[Dataset rows describing interfaces]
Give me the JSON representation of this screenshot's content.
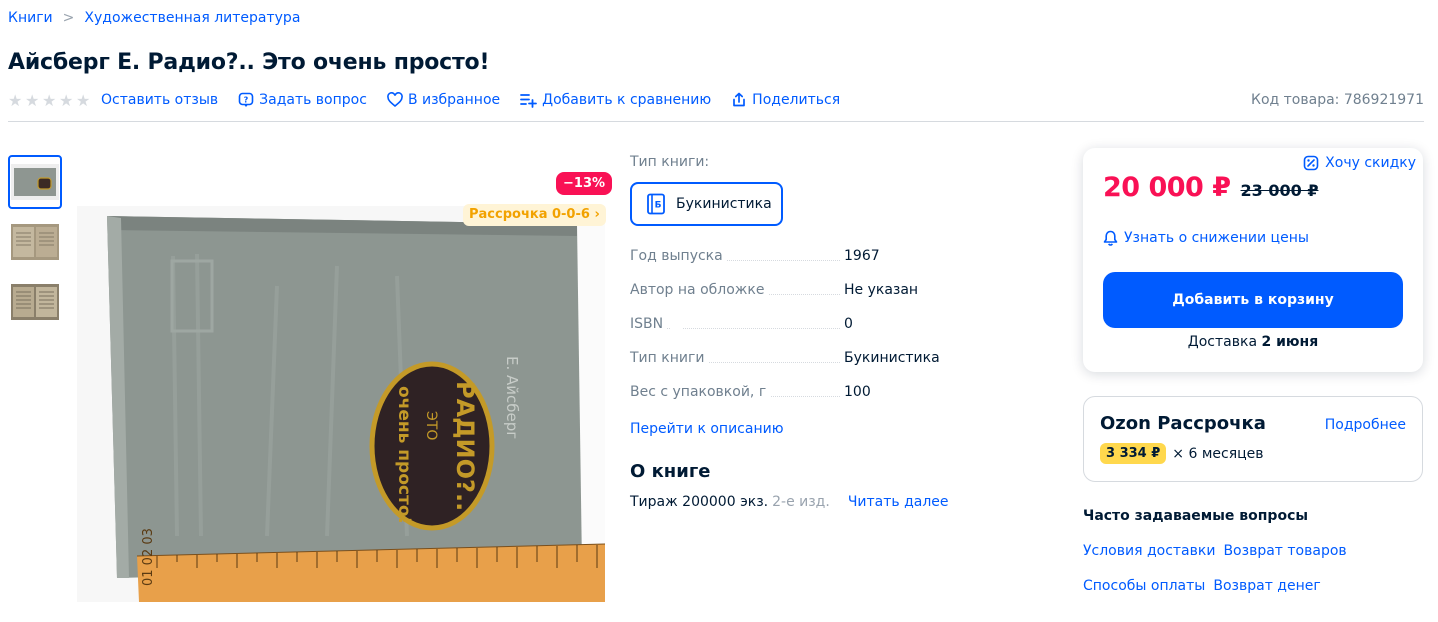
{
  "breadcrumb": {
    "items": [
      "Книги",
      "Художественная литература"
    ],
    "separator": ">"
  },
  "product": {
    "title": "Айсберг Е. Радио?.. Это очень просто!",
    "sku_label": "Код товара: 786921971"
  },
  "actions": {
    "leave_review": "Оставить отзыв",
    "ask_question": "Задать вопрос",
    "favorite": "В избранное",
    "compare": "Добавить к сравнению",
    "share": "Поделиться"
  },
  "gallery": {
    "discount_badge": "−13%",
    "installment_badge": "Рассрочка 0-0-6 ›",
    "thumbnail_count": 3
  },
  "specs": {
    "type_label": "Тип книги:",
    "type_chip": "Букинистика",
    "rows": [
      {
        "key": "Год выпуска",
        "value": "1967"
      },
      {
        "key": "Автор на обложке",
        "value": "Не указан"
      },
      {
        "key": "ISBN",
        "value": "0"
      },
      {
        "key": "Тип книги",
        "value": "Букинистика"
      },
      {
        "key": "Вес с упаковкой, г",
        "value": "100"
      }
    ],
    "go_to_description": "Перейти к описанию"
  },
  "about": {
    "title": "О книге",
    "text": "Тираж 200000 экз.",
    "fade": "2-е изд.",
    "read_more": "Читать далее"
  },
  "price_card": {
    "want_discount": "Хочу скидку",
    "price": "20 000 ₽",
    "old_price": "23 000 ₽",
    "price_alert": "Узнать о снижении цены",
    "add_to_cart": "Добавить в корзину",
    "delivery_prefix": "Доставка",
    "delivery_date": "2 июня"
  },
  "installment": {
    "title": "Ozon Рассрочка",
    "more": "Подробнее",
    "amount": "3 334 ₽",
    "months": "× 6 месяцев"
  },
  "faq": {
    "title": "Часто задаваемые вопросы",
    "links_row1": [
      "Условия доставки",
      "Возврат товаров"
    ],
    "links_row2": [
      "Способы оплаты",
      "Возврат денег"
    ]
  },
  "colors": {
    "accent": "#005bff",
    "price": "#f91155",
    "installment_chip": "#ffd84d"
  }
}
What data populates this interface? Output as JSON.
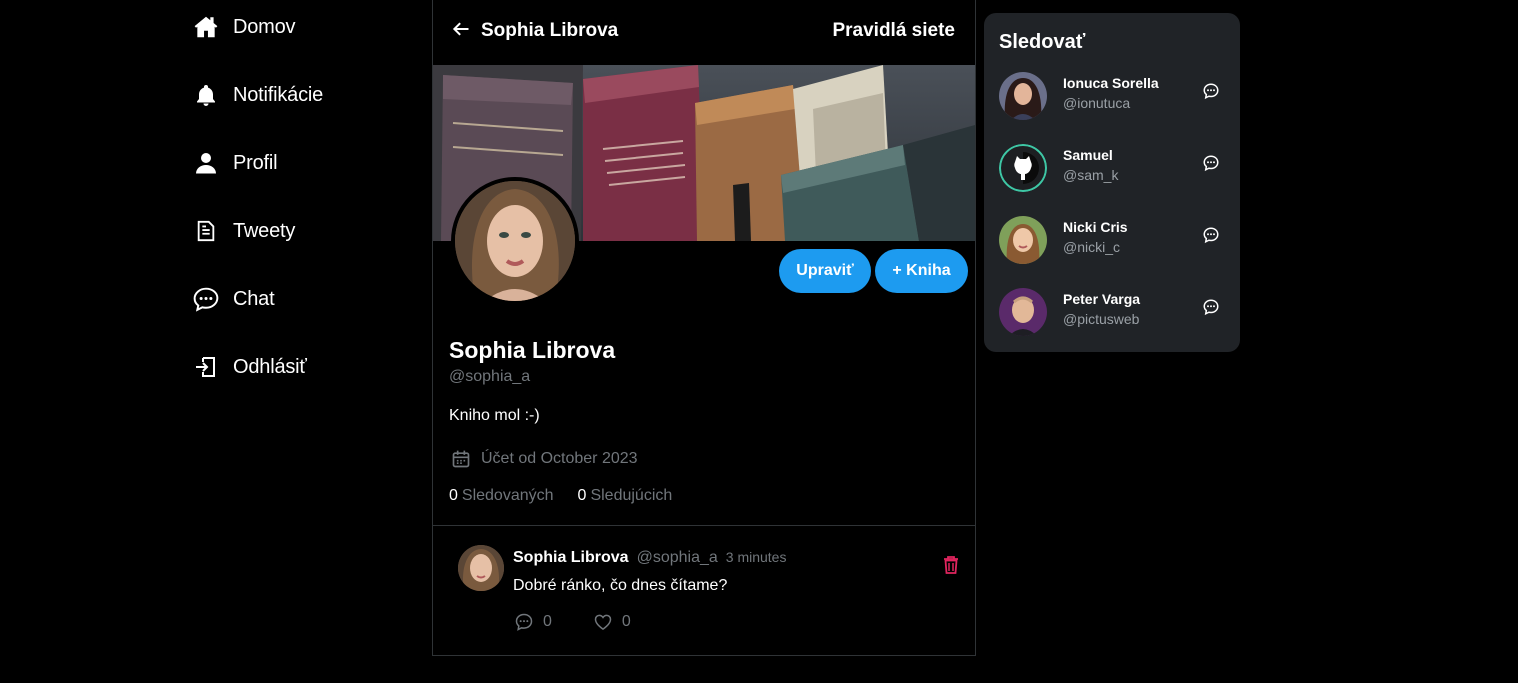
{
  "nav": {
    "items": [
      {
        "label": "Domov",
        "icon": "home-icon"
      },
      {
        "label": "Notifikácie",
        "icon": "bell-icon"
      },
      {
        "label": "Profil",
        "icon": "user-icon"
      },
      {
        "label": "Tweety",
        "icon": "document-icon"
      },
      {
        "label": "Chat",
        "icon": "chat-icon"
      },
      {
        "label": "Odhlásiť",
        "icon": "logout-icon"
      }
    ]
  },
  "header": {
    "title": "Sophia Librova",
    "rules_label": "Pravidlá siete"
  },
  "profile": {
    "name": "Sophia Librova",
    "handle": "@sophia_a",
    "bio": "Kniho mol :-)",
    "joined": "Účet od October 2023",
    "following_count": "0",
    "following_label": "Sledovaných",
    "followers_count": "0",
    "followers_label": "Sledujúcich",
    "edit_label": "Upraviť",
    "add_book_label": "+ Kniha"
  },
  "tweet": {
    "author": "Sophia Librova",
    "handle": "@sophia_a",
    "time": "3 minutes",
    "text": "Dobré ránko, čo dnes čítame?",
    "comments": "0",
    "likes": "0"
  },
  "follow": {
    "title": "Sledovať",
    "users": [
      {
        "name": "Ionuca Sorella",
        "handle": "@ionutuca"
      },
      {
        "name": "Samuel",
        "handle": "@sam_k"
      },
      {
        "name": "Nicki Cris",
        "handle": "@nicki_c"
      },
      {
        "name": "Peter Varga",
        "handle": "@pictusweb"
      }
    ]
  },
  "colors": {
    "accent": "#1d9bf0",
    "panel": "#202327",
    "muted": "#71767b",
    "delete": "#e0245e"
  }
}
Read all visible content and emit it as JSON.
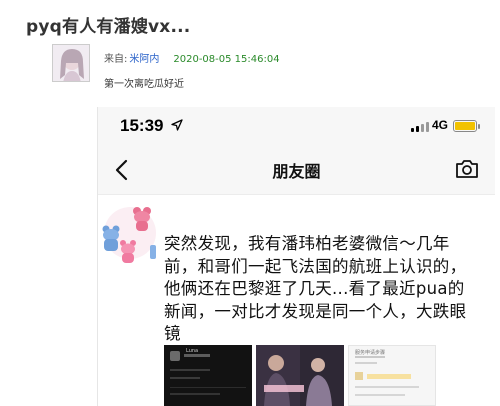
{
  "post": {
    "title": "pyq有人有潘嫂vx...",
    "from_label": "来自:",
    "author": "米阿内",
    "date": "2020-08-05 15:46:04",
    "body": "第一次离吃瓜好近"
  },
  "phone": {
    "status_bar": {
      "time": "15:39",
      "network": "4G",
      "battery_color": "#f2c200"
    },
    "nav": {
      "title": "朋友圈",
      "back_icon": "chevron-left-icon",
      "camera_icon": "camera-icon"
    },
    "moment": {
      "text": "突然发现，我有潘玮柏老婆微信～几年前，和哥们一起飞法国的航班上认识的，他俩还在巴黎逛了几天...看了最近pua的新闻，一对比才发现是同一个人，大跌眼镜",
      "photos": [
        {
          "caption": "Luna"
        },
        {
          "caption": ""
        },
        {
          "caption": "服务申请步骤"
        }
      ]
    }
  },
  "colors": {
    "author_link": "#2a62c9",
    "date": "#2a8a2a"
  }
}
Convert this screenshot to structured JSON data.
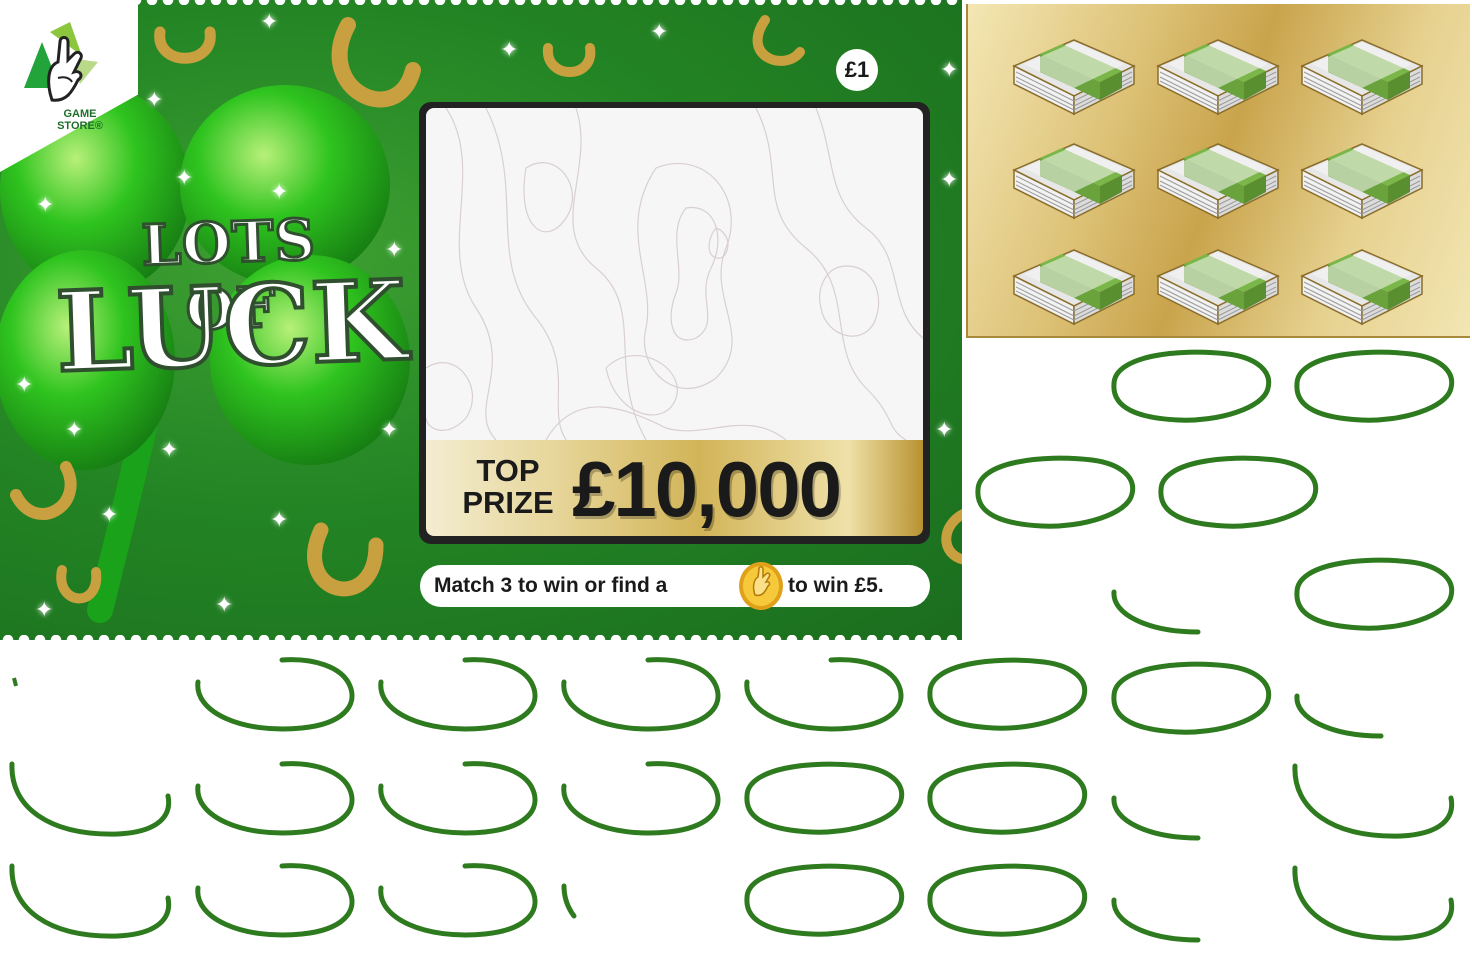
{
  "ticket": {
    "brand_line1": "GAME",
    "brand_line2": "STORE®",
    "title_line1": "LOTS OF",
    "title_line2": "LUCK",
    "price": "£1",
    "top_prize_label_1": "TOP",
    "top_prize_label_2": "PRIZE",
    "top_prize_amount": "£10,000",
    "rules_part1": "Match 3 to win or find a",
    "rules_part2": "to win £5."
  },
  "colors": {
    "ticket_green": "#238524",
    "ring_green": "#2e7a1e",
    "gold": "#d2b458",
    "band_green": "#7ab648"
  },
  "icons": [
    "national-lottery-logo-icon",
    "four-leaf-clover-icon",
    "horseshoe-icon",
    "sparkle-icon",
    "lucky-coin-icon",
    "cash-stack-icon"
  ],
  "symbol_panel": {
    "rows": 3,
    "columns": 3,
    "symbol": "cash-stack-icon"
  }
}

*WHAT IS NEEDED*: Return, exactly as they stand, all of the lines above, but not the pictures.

*SOLUTION TO THIS TASK*:
Give me the JSON representation of this screenshot's content.
{
  "breadcrumb": {
    "items": [
      "Книги",
      "Художественная литература"
    ],
    "separator": ">"
  },
  "product": {
    "title": "Айсберг Е. Радио?.. Это очень просто!",
    "sku_label": "Код товара: 786921971"
  },
  "actions": {
    "leave_review": "Оставить отзыв",
    "ask_question": "Задать вопрос",
    "favorite": "В избранное",
    "compare": "Добавить к сравнению",
    "share": "Поделиться"
  },
  "gallery": {
    "discount_badge": "−13%",
    "installment_badge": "Рассрочка 0-0-6 ›",
    "thumbnail_count": 3
  },
  "specs": {
    "type_label": "Тип книги:",
    "type_chip": "Букинистика",
    "rows": [
      {
        "key": "Год выпуска",
        "value": "1967"
      },
      {
        "key": "Автор на обложке",
        "value": "Не указан"
      },
      {
        "key": "ISBN",
        "value": "0"
      },
      {
        "key": "Тип книги",
        "value": "Букинистика"
      },
      {
        "key": "Вес с упаковкой, г",
        "value": "100"
      }
    ],
    "go_to_description": "Перейти к описанию"
  },
  "about": {
    "title": "О книге",
    "text": "Тираж 200000 экз.",
    "fade": "2-е изд.",
    "read_more": "Читать далее"
  },
  "price_card": {
    "want_discount": "Хочу скидку",
    "price": "20 000 ₽",
    "old_price": "23 000 ₽",
    "price_alert": "Узнать о снижении цены",
    "add_to_cart": "Добавить в корзину",
    "delivery_prefix": "Доставка",
    "delivery_date": "2 июня"
  },
  "installment": {
    "title": "Ozon Рассрочка",
    "more": "Подробнее",
    "amount": "3 334 ₽",
    "months": "× 6 месяцев"
  },
  "faq": {
    "title": "Часто задаваемые вопросы",
    "links_row1": [
      "Условия доставки",
      "Возврат товаров"
    ],
    "links_row2": [
      "Способы оплаты",
      "Возврат денег"
    ]
  },
  "colors": {
    "accent": "#005bff",
    "price": "#f91155",
    "installment_chip": "#ffd84d"
  }
}
What data populates this interface? Output as JSON.
{
  "nav": {
    "items": [
      {
        "label": "Domov",
        "icon": "home-icon"
      },
      {
        "label": "Notifikácie",
        "icon": "bell-icon"
      },
      {
        "label": "Profil",
        "icon": "user-icon"
      },
      {
        "label": "Tweety",
        "icon": "document-icon"
      },
      {
        "label": "Chat",
        "icon": "chat-icon"
      },
      {
        "label": "Odhlásiť",
        "icon": "logout-icon"
      }
    ]
  },
  "header": {
    "title": "Sophia Librova",
    "rules_label": "Pravidlá siete"
  },
  "profile": {
    "name": "Sophia Librova",
    "handle": "@sophia_a",
    "bio": "Kniho mol :-)",
    "joined": "Účet od October 2023",
    "following_count": "0",
    "following_label": "Sledovaných",
    "followers_count": "0",
    "followers_label": "Sledujúcich",
    "edit_label": "Upraviť",
    "add_book_label": "+ Kniha"
  },
  "tweet": {
    "author": "Sophia Librova",
    "handle": "@sophia_a",
    "time": "3 minutes",
    "text": "Dobré ránko, čo dnes čítame?",
    "comments": "0",
    "likes": "0"
  },
  "follow": {
    "title": "Sledovať",
    "users": [
      {
        "name": "Ionuca Sorella",
        "handle": "@ionutuca"
      },
      {
        "name": "Samuel",
        "handle": "@sam_k"
      },
      {
        "name": "Nicki Cris",
        "handle": "@nicki_c"
      },
      {
        "name": "Peter Varga",
        "handle": "@pictusweb"
      }
    ]
  },
  "colors": {
    "accent": "#1d9bf0",
    "panel": "#202327",
    "muted": "#71767b",
    "delete": "#e0245e"
  }
}
Read all visible content and emit it as JSON.
{
  "post": {
    "title": "pyq有人有潘嫂vx...",
    "from_label": "来自:",
    "author": "米阿内",
    "date": "2020-08-05 15:46:04",
    "body": "第一次离吃瓜好近"
  },
  "phone": {
    "status_bar": {
      "time": "15:39",
      "network": "4G",
      "battery_color": "#f2c200"
    },
    "nav": {
      "title": "朋友圈",
      "back_icon": "chevron-left-icon",
      "camera_icon": "camera-icon"
    },
    "moment": {
      "text": "突然发现，我有潘玮柏老婆微信～几年前，和哥们一起飞法国的航班上认识的，他俩还在巴黎逛了几天...看了最近pua的新闻，一对比才发现是同一个人，大跌眼镜",
      "photos": [
        {
          "caption": "Luna"
        },
        {
          "caption": ""
        },
        {
          "caption": "服务申请步骤"
        }
      ]
    }
  },
  "colors": {
    "author_link": "#2a62c9",
    "date": "#2a8a2a"
  }
}
Convert this screenshot to structured JSON data.
{
  "ticket": {
    "brand_line1": "GAME",
    "brand_line2": "STORE®",
    "title_line1": "LOTS OF",
    "title_line2": "LUCK",
    "price": "£1",
    "top_prize_label_1": "TOP",
    "top_prize_label_2": "PRIZE",
    "top_prize_amount": "£10,000",
    "rules_part1": "Match 3 to win or find a",
    "rules_part2": "to win £5."
  },
  "colors": {
    "ticket_green": "#238524",
    "ring_green": "#2e7a1e",
    "gold": "#d2b458",
    "band_green": "#7ab648"
  },
  "icons": [
    "national-lottery-logo-icon",
    "four-leaf-clover-icon",
    "horseshoe-icon",
    "sparkle-icon",
    "lucky-coin-icon",
    "cash-stack-icon"
  ],
  "symbol_panel": {
    "rows": 3,
    "columns": 3,
    "symbol": "cash-stack-icon"
  }
}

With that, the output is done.